However, inter-communal clashes, competition among different groups over farmland and water, and floods make it difficult for South Sudan to produce enough food to meet its needs.

That point is underscored by 43-year-old subsistence farmer and widow Rose Nyoka. “When we go to the bush to farm, we are arrested and chased out,” she told South Sudan in Focus. “What we want is let the government open its eyes on us, the farmers, because we are depending on our farming for our livelihoods and now if we don’t cultivate, we are forced to buy food items from outside the country.”

Another significant factor in South Sudan’s food insecurity is the 2013 to 2018 conflict between South Sudanese political forces and its continued fallout.

“We have virgin land with productive soil and the products brought from Uganda can be produced here at a cheaper cost but the war stopped this,” said Faustine Amba, Yei-based NGO Mugwo Development Organization program manager.

Amba said the lack of agricultural production denies the government much-needed internal tax revenue. “The government needs money through taxes from the people but if the common men are poor and hungry, the government can also be poor and hungry in terms of resources,” he said.

A farmer in South Sudan’s Yei River County, Felix Dara, said the food insecurity problem and the agricultural sector are not getting enough attention and help from the government.

He said officials need to prioritize the building of roads and storage facilities, and also help farmers obtain modern equipment and machinery.

“Our farmers are not supported and that is a reality,” he said. “We cannot talk about food security when we are using ordinary hoes. How can we do massive production when the government has not set funds to stimulate food production?”

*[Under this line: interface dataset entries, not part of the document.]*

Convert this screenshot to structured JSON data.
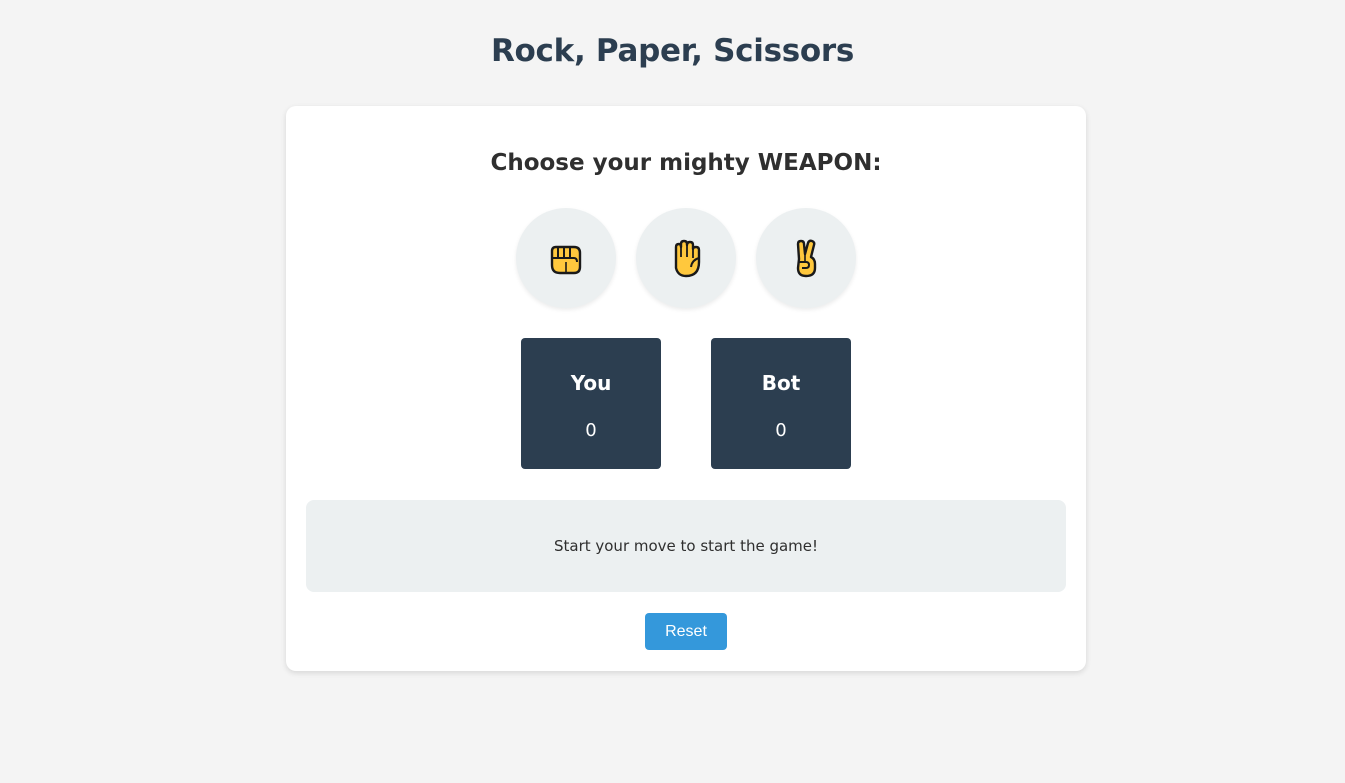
{
  "title": "Rock, Paper, Scissors",
  "prompt": "Choose your mighty WEAPON:",
  "choices": [
    {
      "id": "rock",
      "icon": "fist-icon"
    },
    {
      "id": "paper",
      "icon": "raised-hand-icon"
    },
    {
      "id": "scissors",
      "icon": "victory-hand-icon"
    }
  ],
  "scores": {
    "player": {
      "label": "You",
      "value": "0"
    },
    "bot": {
      "label": "Bot",
      "value": "0"
    }
  },
  "message": "Start your move to start the game!",
  "reset_label": "Reset",
  "colors": {
    "background": "#f4f4f4",
    "title": "#2c3e50",
    "score_box": "#2c3e50",
    "button": "#3498db",
    "panel": "#ecf0f1",
    "emoji_skin": "#ffc83d"
  }
}
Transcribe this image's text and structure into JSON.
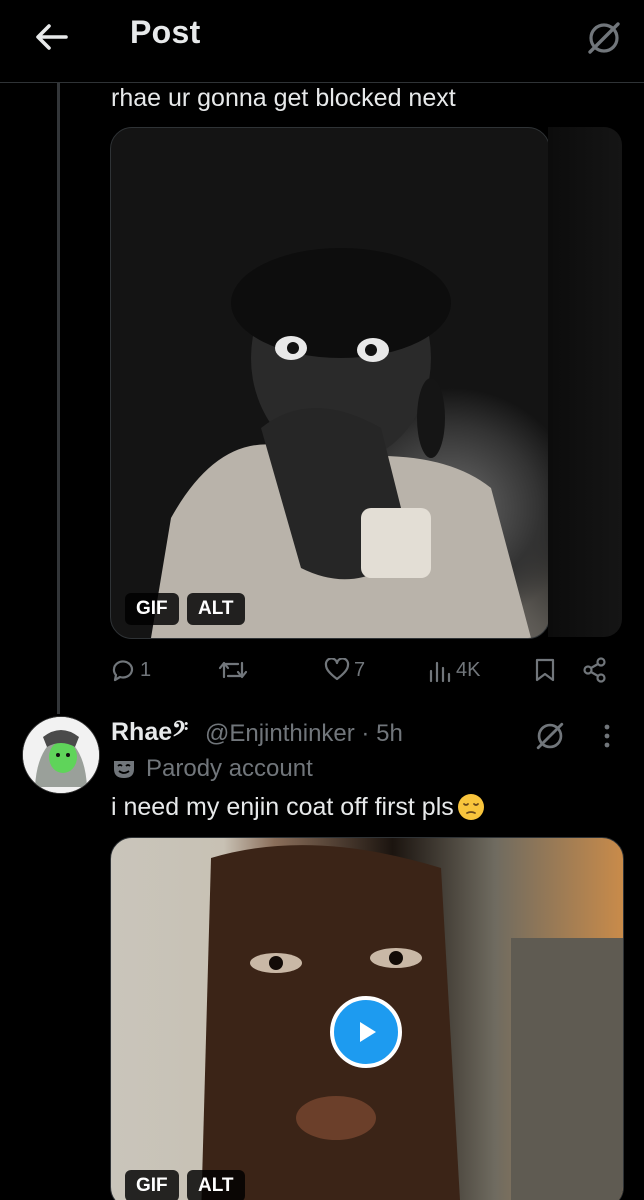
{
  "header": {
    "title": "Post",
    "back_icon": "arrow-left-icon",
    "grok_icon": "grok-icon"
  },
  "post1": {
    "text": "rhae ur gonna get blocked next",
    "media": {
      "type": "gif",
      "gif_label": "GIF",
      "alt_label": "ALT"
    },
    "actions": {
      "replies": "1",
      "retweets": "",
      "likes": "7",
      "views": "4K"
    }
  },
  "post2": {
    "name": "Rhae𝄢",
    "handle_time": "@Enjinthinker · 5h",
    "parody_label": "Parody account",
    "text": "i need my enjin coat off first pls",
    "media": {
      "type": "gif",
      "gif_label": "GIF",
      "alt_label": "ALT"
    }
  },
  "colors": {
    "background": "#000000",
    "text": "#e7e9ea",
    "muted": "#71767b",
    "accent": "#1d9bf0",
    "border": "#2f3336"
  }
}
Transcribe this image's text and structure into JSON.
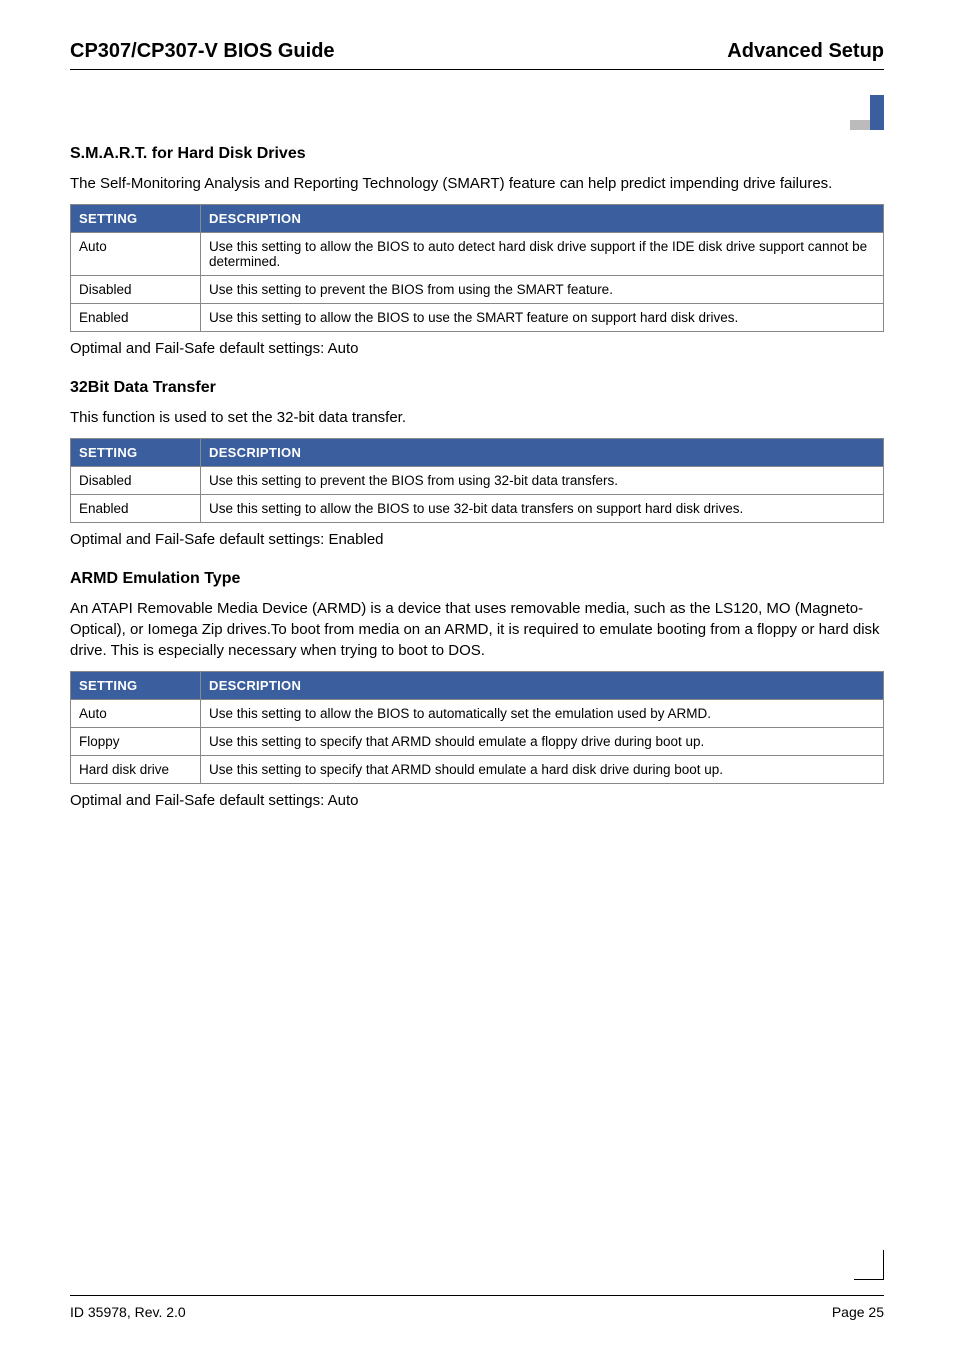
{
  "header": {
    "left": "CP307/CP307-V BIOS Guide",
    "right": "Advanced Setup"
  },
  "sections": [
    {
      "title": "S.M.A.R.T. for Hard Disk Drives",
      "intro": "The Self-Monitoring Analysis and Reporting Technology (SMART) feature can help predict impending drive failures.",
      "table_headers": {
        "setting": "SETTING",
        "description": "DESCRIPTION"
      },
      "rows": [
        {
          "setting": "Auto",
          "description": "Use this setting to allow the BIOS to auto detect hard disk drive support if the IDE disk drive support cannot be determined."
        },
        {
          "setting": "Disabled",
          "description": "Use this setting to prevent the BIOS from using the SMART feature."
        },
        {
          "setting": "Enabled",
          "description": "Use this setting to allow the BIOS to use the SMART feature on support hard disk drives."
        }
      ],
      "footer": "Optimal and Fail-Safe default settings: Auto"
    },
    {
      "title": "32Bit Data Transfer",
      "intro": "This function is used to set the 32-bit data transfer.",
      "table_headers": {
        "setting": "SETTING",
        "description": "DESCRIPTION"
      },
      "rows": [
        {
          "setting": "Disabled",
          "description": "Use this setting to prevent the BIOS from using 32-bit data transfers."
        },
        {
          "setting": "Enabled",
          "description": "Use this setting to allow the BIOS to use 32-bit data transfers on support hard disk drives."
        }
      ],
      "footer": "Optimal and Fail-Safe default settings: Enabled"
    },
    {
      "title": "ARMD Emulation Type",
      "intro": "An ATAPI Removable Media Device (ARMD) is a device that uses removable media, such as the LS120, MO (Magneto-Optical), or Iomega Zip drives.To boot from media on an ARMD, it is required to emulate booting from a floppy or hard disk drive. This is especially necessary when trying to boot to DOS.",
      "table_headers": {
        "setting": "SETTING",
        "description": "DESCRIPTION"
      },
      "rows": [
        {
          "setting": "Auto",
          "description": "Use this setting to allow the BIOS to automatically set the emulation used by ARMD."
        },
        {
          "setting": "Floppy",
          "description": "Use this setting to specify that ARMD should emulate a floppy drive during boot up."
        },
        {
          "setting": "Hard disk drive",
          "description": "Use this setting to specify that ARMD should emulate a hard disk drive during boot up."
        }
      ],
      "footer": "Optimal and Fail-Safe default settings: Auto"
    }
  ],
  "footer": {
    "left": "ID 35978, Rev. 2.0",
    "right": "Page 25"
  }
}
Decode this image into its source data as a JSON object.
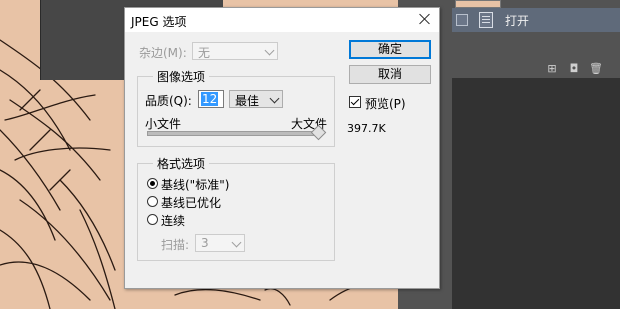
{
  "photoshop": {
    "layer_open_label": "打开"
  },
  "dialog": {
    "title": "JPEG 选项",
    "matte_label": "杂边(M):",
    "matte_value": "无",
    "ok_label": "确定",
    "cancel_label": "取消",
    "preview_label": "预览(P)",
    "preview_checked": true,
    "file_size": "397.7K",
    "image_options": {
      "legend": "图像选项",
      "quality_label": "品质(Q):",
      "quality_value": "12",
      "quality_preset": "最佳",
      "slider_min_label": "小文件",
      "slider_max_label": "大文件",
      "slider_fraction": 1.0
    },
    "format_options": {
      "legend": "格式选项",
      "options": [
        {
          "label": "基线(\"标准\")",
          "selected": true
        },
        {
          "label": "基线已优化",
          "selected": false
        },
        {
          "label": "连续",
          "selected": false
        }
      ],
      "scans_label": "扫描:",
      "scans_value": "3"
    }
  }
}
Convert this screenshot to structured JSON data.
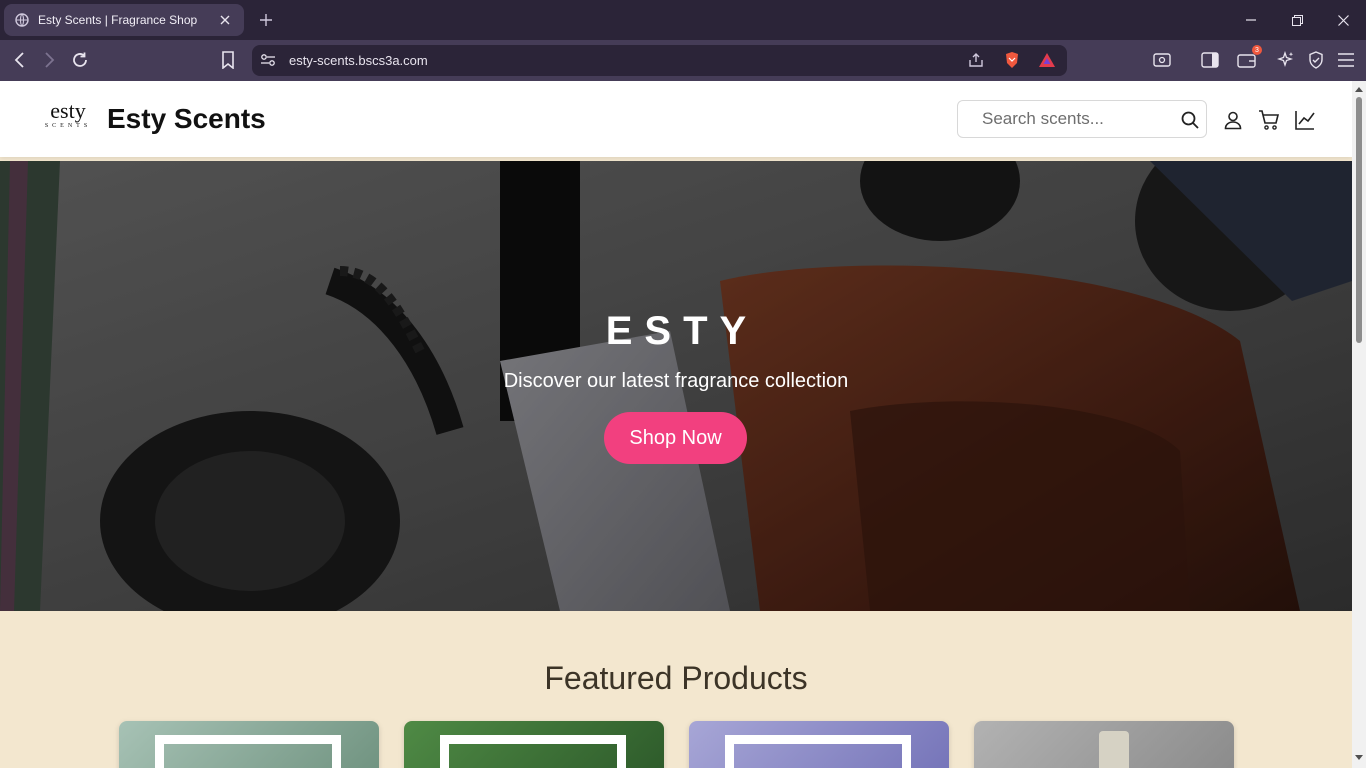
{
  "browser": {
    "tab_title": "Esty Scents | Fragrance Shop",
    "url": "esty-scents.bscs3a.com",
    "rewards_badge": "3"
  },
  "header": {
    "logo_main": "esty",
    "logo_sub": "SCENTS",
    "site_name": "Esty Scents",
    "search_placeholder": "Search scents..."
  },
  "hero": {
    "title": "ESTY",
    "subtitle": "Discover our latest fragrance collection",
    "cta_label": "Shop Now"
  },
  "featured": {
    "title": "Featured Products",
    "cards": [
      {
        "name": "product-card-1",
        "accent": "#8eb0a0"
      },
      {
        "name": "product-card-2",
        "accent": "#3f7a3a"
      },
      {
        "name": "product-card-3",
        "accent": "#8f8fc9"
      },
      {
        "name": "product-card-4",
        "accent": "#9a9a9a"
      }
    ]
  },
  "colors": {
    "accent_pink": "#f2407f",
    "page_bg": "#f3e7cf",
    "chrome_bg": "#2b2438"
  }
}
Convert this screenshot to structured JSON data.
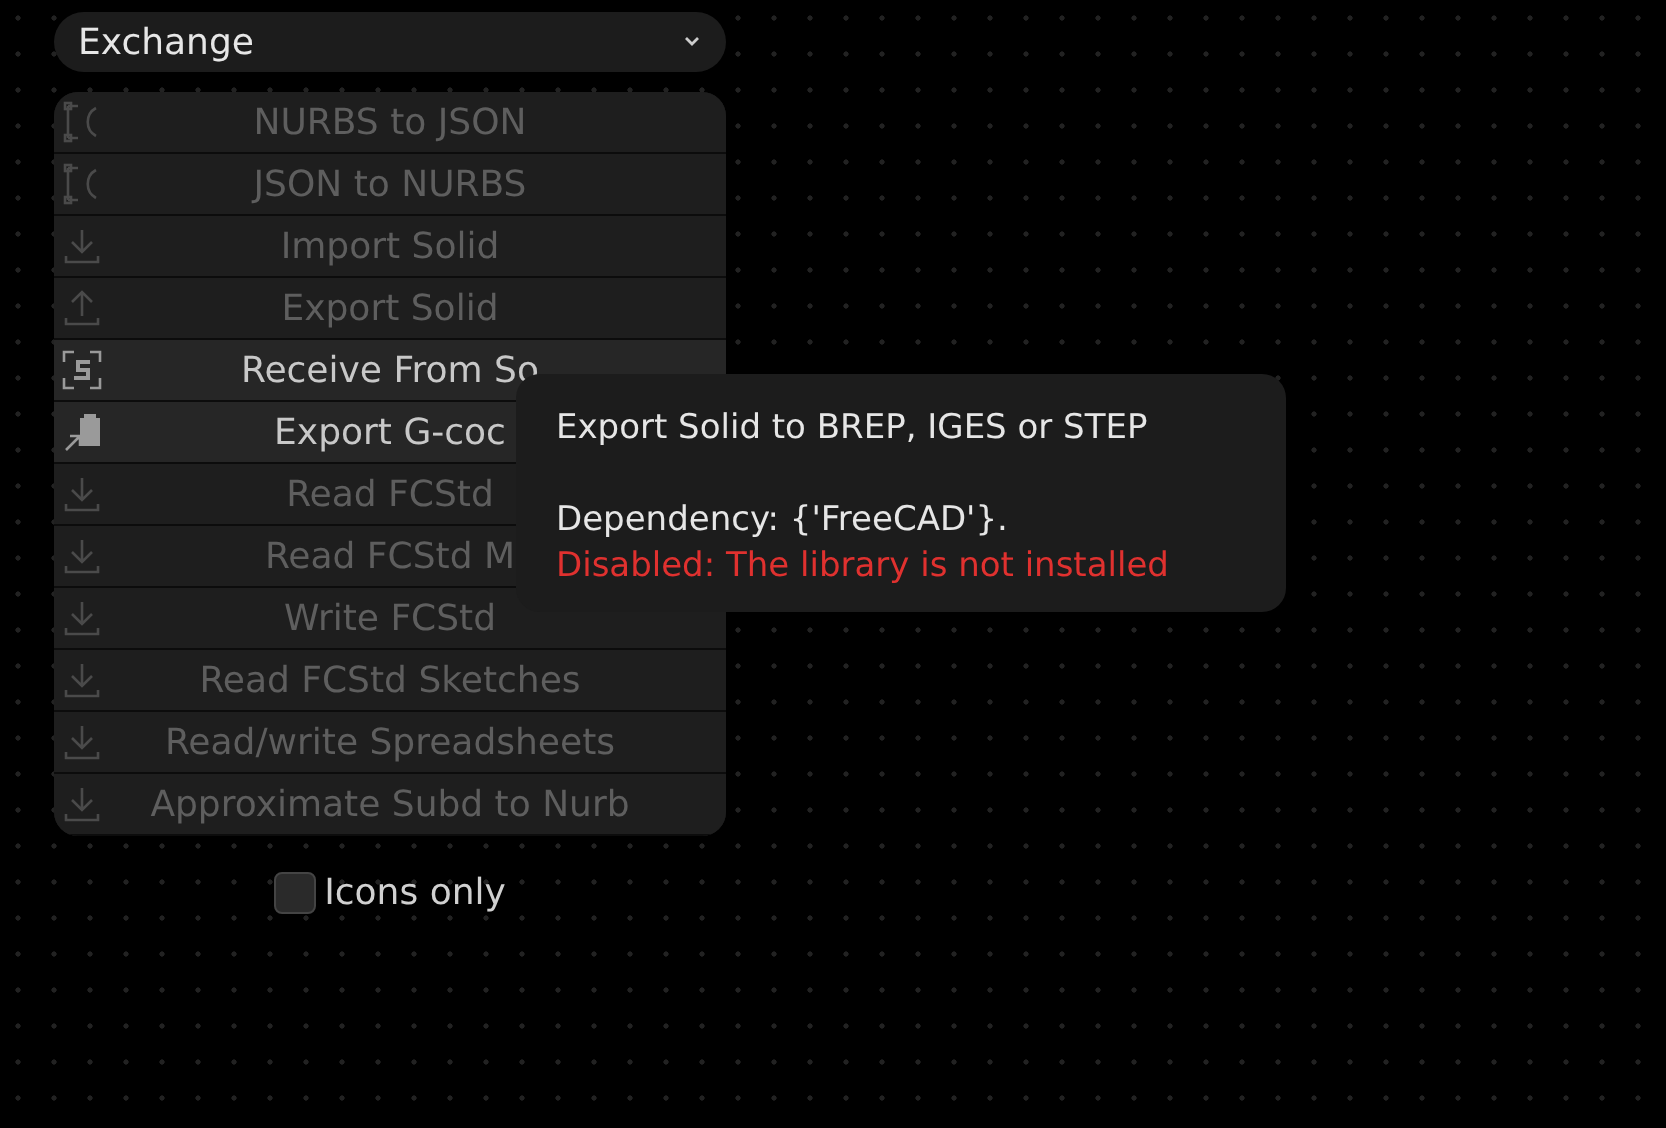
{
  "category_dropdown": {
    "value": "Exchange"
  },
  "nodes": [
    {
      "label": "NURBS to JSON",
      "kind": "nurbs",
      "disabled": true
    },
    {
      "label": "JSON to NURBS",
      "kind": "nurbs",
      "disabled": true
    },
    {
      "label": "Import Solid",
      "kind": "import",
      "disabled": true
    },
    {
      "label": "Export Solid",
      "kind": "export",
      "disabled": true
    },
    {
      "label": "Receive From So",
      "kind": "sorcar",
      "disabled": false
    },
    {
      "label": "Export G-coc",
      "kind": "gcode",
      "disabled": false
    },
    {
      "label": "Read FCStd",
      "kind": "import",
      "disabled": true
    },
    {
      "label": "Read FCStd M",
      "kind": "import",
      "disabled": true
    },
    {
      "label": "Write FCStd",
      "kind": "import",
      "disabled": true
    },
    {
      "label": "Read FCStd Sketches",
      "kind": "import",
      "disabled": true
    },
    {
      "label": "Read/write Spreadsheets",
      "kind": "import",
      "disabled": true
    },
    {
      "label": "Approximate Subd to Nurb",
      "kind": "import",
      "disabled": true
    }
  ],
  "icons_only": {
    "label": "Icons only",
    "checked": false
  },
  "tooltip": {
    "title": "Export Solid to BREP, IGES or STEP",
    "dependency": "Dependency: {'FreeCAD'}.",
    "warning": "Disabled: The library is not installed"
  }
}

A local NGO, the Mission to Alleviate Suffering in South Sudan, said it distributed tools and seeds to more than 100,000 small farmers in the nation’s Central Equatoria and Northern Bahr el Ghazal states.

But, the NGO’s executive director, Dara Elisa, said despite those efforts, food insecurity still looms over many in the nation.

South Sudan’s minister of agriculture and food security, Josephine Lagu, said the key to improving food security is the full implementation of South Sudan’s revitalized peace agreement. Easing conflict, she says, will enable more money to be diverted from security to agriculture.

She said more funding is needed to spur production in areas such as Aweil of Northern Bah eel Ghazal state, Nzara of Western Equatoria state, and Terekeka of Central Equatoria state – areas which traditionally supplied rice, maize, and sugarcane.

Lagu notes that the government in Juba is working with the World Bank and other international financial institutions to expand the nation’s agricultural production, which she says should be a focus of a wide range of society.

“It’s indeed important as a country,” she said, “to invest in agriculture – we want farmers, families, organized forces, and churches to get involved in food production so we can stop importing food.”

Ten years into independence, South Sudan remains hungry. Now, many observers say, the nation must focus on agricultural development so its people can build other sectors of its economy. But first comes food, and for now, that’s not always certain.

Source: Voice of America